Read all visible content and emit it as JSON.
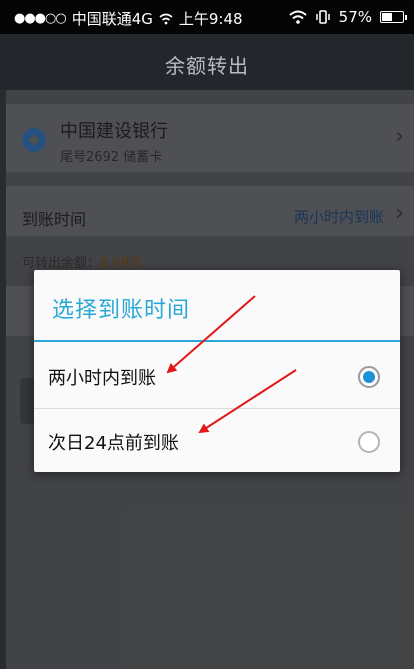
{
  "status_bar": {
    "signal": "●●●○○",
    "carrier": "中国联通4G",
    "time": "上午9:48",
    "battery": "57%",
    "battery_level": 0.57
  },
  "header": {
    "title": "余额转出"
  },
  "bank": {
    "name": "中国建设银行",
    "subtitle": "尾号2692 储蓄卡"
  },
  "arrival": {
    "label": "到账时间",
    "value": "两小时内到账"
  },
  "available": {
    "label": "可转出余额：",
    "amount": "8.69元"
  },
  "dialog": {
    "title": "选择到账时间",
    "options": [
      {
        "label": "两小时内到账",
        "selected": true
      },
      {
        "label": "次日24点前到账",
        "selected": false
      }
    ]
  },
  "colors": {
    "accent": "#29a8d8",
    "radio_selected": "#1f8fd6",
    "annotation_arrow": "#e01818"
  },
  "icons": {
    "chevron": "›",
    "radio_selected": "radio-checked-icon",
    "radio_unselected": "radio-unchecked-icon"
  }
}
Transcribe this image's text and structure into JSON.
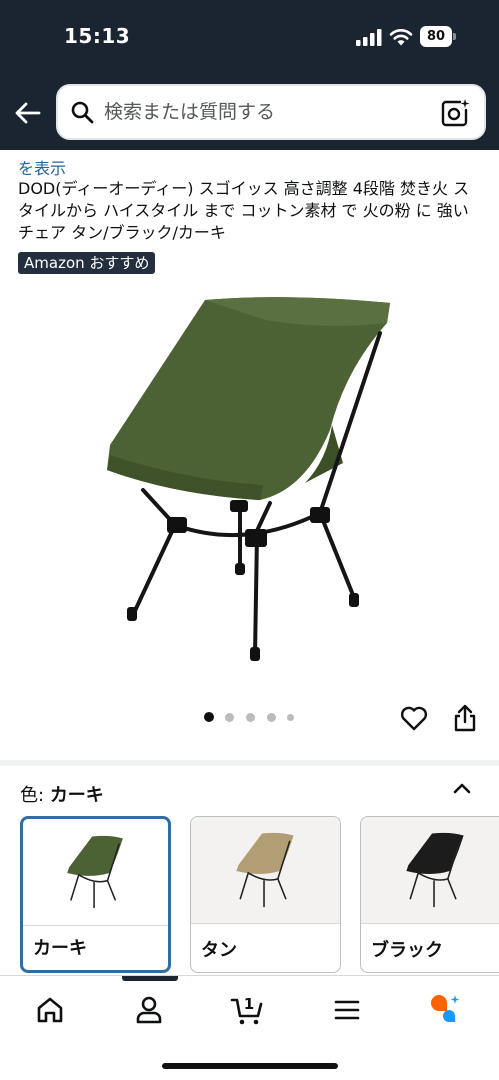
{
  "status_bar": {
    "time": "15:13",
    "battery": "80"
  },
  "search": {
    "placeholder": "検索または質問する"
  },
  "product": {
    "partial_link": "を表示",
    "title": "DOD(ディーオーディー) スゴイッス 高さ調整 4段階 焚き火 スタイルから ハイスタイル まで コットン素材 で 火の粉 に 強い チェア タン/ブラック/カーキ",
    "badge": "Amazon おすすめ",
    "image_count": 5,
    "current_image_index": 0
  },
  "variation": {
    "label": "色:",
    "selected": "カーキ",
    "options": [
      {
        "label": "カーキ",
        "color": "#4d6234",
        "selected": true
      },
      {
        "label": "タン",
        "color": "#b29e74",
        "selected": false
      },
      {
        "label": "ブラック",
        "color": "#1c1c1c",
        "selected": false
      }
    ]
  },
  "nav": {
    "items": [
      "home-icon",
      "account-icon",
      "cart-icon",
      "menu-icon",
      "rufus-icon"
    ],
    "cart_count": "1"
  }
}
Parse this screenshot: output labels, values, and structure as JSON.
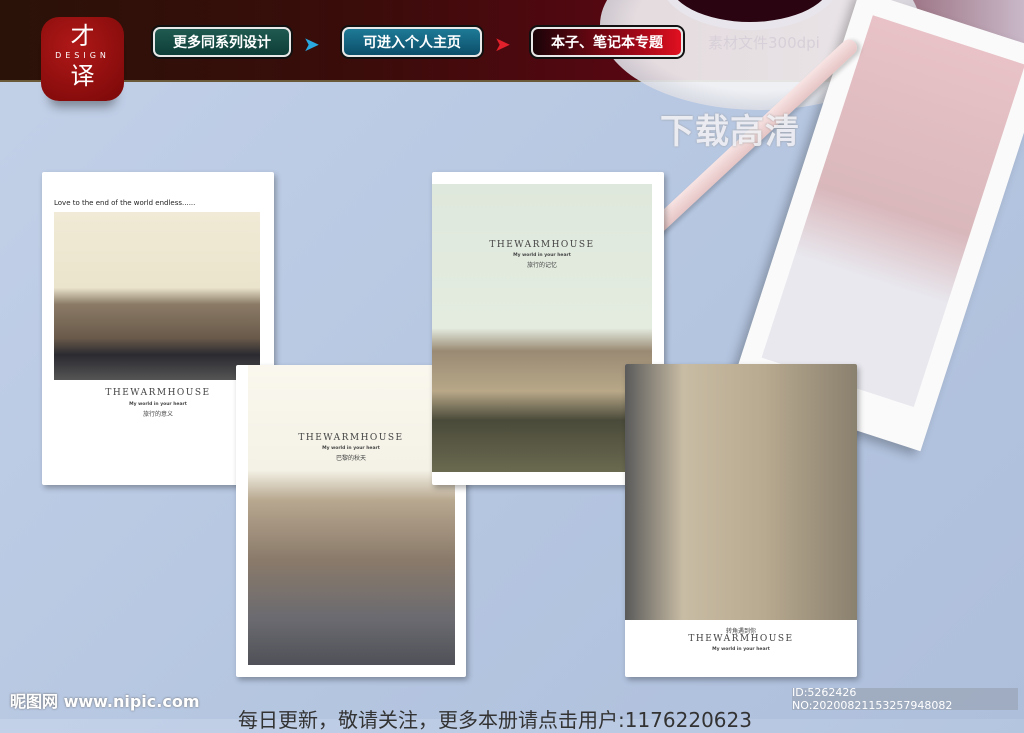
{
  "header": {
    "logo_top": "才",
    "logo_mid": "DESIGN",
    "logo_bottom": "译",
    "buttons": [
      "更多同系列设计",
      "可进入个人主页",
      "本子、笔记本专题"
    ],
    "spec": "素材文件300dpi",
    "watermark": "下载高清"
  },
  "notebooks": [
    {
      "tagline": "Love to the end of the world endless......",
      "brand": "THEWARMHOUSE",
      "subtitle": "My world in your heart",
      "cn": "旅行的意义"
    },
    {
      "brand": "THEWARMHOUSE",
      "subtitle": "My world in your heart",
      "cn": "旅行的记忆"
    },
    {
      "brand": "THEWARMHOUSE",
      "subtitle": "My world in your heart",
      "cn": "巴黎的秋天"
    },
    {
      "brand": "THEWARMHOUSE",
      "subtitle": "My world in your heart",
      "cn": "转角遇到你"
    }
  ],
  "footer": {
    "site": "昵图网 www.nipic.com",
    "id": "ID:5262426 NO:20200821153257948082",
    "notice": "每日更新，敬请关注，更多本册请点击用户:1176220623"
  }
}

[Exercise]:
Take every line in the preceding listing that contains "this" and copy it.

[Answer area]:
Transcribe this image's text and structure into JSON.
Parse this screenshot: output labels, values, and structure as JSON.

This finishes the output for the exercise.